═══ Source data ═══

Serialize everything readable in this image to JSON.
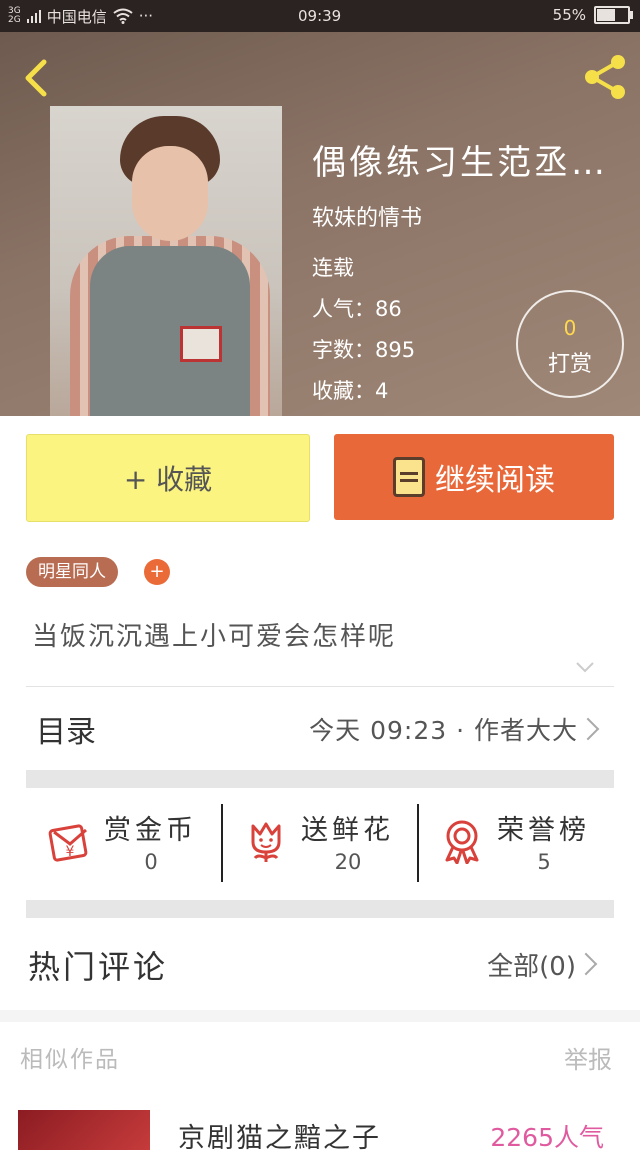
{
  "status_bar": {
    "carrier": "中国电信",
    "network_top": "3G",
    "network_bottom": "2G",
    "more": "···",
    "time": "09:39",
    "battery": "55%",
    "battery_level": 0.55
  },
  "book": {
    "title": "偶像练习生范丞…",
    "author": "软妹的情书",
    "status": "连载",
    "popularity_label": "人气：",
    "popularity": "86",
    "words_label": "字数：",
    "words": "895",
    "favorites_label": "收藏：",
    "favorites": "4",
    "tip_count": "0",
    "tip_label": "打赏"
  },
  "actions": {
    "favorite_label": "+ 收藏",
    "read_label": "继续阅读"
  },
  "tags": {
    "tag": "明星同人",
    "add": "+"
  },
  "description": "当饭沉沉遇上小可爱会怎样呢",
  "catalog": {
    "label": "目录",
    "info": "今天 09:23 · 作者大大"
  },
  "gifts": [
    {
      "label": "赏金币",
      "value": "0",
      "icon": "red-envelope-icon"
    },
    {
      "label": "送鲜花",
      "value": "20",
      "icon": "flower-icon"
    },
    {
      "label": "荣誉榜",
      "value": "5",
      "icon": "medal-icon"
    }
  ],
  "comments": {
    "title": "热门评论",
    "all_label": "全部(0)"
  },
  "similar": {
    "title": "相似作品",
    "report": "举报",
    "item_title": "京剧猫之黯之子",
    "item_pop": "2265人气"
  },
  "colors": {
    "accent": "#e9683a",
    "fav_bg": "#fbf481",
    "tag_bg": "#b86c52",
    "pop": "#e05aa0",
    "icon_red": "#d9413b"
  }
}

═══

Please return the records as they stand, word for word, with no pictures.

Serialize everything readable in this image to JSON.
{
  "status_bar": {
    "carrier": "中国电信",
    "network_top": "3G",
    "network_bottom": "2G",
    "more": "···",
    "time": "09:39",
    "battery": "55%",
    "battery_level": 0.55
  },
  "book": {
    "title": "偶像练习生范丞…",
    "author": "软妹的情书",
    "status": "连载",
    "popularity_label": "人气：",
    "popularity": "86",
    "words_label": "字数：",
    "words": "895",
    "favorites_label": "收藏：",
    "favorites": "4",
    "tip_count": "0",
    "tip_label": "打赏"
  },
  "actions": {
    "favorite_label": "+ 收藏",
    "read_label": "继续阅读"
  },
  "tags": {
    "tag": "明星同人",
    "add": "+"
  },
  "description": "当饭沉沉遇上小可爱会怎样呢",
  "catalog": {
    "label": "目录",
    "info": "今天 09:23 · 作者大大"
  },
  "gifts": [
    {
      "label": "赏金币",
      "value": "0",
      "icon": "red-envelope-icon"
    },
    {
      "label": "送鲜花",
      "value": "20",
      "icon": "flower-icon"
    },
    {
      "label": "荣誉榜",
      "value": "5",
      "icon": "medal-icon"
    }
  ],
  "comments": {
    "title": "热门评论",
    "all_label": "全部(0)"
  },
  "similar": {
    "title": "相似作品",
    "report": "举报",
    "item_title": "京剧猫之黯之子",
    "item_pop": "2265人气"
  },
  "colors": {
    "accent": "#e9683a",
    "fav_bg": "#fbf481",
    "tag_bg": "#b86c52",
    "pop": "#e05aa0",
    "icon_red": "#d9413b"
  }
}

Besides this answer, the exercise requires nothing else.